Exercise:
Every single entry must be restated word for word.
=== Section Start ===
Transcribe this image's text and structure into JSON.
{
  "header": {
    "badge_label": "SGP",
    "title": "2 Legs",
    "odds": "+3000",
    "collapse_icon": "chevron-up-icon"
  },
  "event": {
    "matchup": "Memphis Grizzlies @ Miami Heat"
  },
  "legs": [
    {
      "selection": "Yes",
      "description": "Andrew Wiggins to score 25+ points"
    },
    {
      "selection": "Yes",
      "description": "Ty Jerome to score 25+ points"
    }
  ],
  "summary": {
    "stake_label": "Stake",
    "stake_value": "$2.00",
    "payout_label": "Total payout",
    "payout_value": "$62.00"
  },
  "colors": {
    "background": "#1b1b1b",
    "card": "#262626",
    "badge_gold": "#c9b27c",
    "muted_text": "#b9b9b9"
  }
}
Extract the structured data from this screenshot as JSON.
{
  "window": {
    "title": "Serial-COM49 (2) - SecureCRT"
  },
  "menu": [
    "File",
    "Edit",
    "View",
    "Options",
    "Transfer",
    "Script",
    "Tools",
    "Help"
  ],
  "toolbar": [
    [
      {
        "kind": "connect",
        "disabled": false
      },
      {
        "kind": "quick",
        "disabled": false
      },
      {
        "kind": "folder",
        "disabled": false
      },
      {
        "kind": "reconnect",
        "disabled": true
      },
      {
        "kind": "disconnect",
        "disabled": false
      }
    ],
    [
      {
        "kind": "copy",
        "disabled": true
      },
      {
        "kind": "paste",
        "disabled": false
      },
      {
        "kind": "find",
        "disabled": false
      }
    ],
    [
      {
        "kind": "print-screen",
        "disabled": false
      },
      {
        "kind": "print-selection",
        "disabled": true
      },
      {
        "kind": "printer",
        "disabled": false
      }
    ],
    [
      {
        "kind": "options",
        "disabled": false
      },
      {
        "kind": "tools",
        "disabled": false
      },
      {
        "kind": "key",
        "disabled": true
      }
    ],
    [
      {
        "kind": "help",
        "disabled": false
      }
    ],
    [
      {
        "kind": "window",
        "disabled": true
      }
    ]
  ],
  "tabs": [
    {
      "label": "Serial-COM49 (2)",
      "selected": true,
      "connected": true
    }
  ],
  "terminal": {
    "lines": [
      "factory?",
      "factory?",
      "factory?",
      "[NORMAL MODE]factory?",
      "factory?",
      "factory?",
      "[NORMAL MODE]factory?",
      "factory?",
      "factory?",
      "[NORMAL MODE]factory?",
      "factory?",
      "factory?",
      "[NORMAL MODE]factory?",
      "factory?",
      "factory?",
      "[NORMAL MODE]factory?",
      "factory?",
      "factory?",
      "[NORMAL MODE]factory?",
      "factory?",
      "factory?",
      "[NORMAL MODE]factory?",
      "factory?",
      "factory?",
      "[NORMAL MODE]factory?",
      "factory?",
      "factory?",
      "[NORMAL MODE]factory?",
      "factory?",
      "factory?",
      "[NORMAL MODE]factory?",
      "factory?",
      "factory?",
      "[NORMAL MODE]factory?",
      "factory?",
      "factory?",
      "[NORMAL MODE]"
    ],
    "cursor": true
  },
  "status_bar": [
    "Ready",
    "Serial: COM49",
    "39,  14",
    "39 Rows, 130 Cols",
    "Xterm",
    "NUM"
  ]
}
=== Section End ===
Written answer:
Transcribe this image's text and structure into JSON.
{
  "header": {
    "badge_label": "SGP",
    "title": "2 Legs",
    "odds": "+3000",
    "collapse_icon": "chevron-up-icon"
  },
  "event": {
    "matchup": "Memphis Grizzlies @ Miami Heat"
  },
  "legs": [
    {
      "selection": "Yes",
      "description": "Andrew Wiggins to score 25+ points"
    },
    {
      "selection": "Yes",
      "description": "Ty Jerome to score 25+ points"
    }
  ],
  "summary": {
    "stake_label": "Stake",
    "stake_value": "$2.00",
    "payout_label": "Total payout",
    "payout_value": "$62.00"
  },
  "colors": {
    "background": "#1b1b1b",
    "card": "#262626",
    "badge_gold": "#c9b27c",
    "muted_text": "#b9b9b9"
  }
}
Extract the structured data from this screenshot as JSON.
{
  "window": {
    "title": "Serial-COM49 (2) - SecureCRT"
  },
  "menu": [
    "File",
    "Edit",
    "View",
    "Options",
    "Transfer",
    "Script",
    "Tools",
    "Help"
  ],
  "toolbar": [
    [
      {
        "kind": "connect",
        "disabled": false
      },
      {
        "kind": "quick",
        "disabled": false
      },
      {
        "kind": "folder",
        "disabled": false
      },
      {
        "kind": "reconnect",
        "disabled": true
      },
      {
        "kind": "disconnect",
        "disabled": false
      }
    ],
    [
      {
        "kind": "copy",
        "disabled": true
      },
      {
        "kind": "paste",
        "disabled": false
      },
      {
        "kind": "find",
        "disabled": false
      }
    ],
    [
      {
        "kind": "print-screen",
        "disabled": false
      },
      {
        "kind": "print-selection",
        "disabled": true
      },
      {
        "kind": "printer",
        "disabled": false
      }
    ],
    [
      {
        "kind": "options",
        "disabled": false
      },
      {
        "kind": "tools",
        "disabled": false
      },
      {
        "kind": "key",
        "disabled": true
      }
    ],
    [
      {
        "kind": "help",
        "disabled": false
      }
    ],
    [
      {
        "kind": "window",
        "disabled": true
      }
    ]
  ],
  "tabs": [
    {
      "label": "Serial-COM49 (2)",
      "selected": true,
      "connected": true
    }
  ],
  "terminal": {
    "lines": [
      "factory?",
      "factory?",
      "factory?",
      "[NORMAL MODE]factory?",
      "factory?",
      "factory?",
      "[NORMAL MODE]factory?",
      "factory?",
      "factory?",
      "[NORMAL MODE]factory?",
      "factory?",
      "factory?",
      "[NORMAL MODE]factory?",
      "factory?",
      "factory?",
      "[NORMAL MODE]factory?",
      "factory?",
      "factory?",
      "[NORMAL MODE]factory?",
      "factory?",
      "factory?",
      "[NORMAL MODE]factory?",
      "factory?",
      "factory?",
      "[NORMAL MODE]factory?",
      "factory?",
      "factory?",
      "[NORMAL MODE]factory?",
      "factory?",
      "factory?",
      "[NORMAL MODE]factory?",
      "factory?",
      "factory?",
      "[NORMAL MODE]factory?",
      "factory?",
      "factory?",
      "[NORMAL MODE]"
    ],
    "cursor": true
  },
  "status_bar": [
    "Ready",
    "Serial: COM49",
    "39,  14",
    "39 Rows, 130 Cols",
    "Xterm",
    "NUM"
  ]
}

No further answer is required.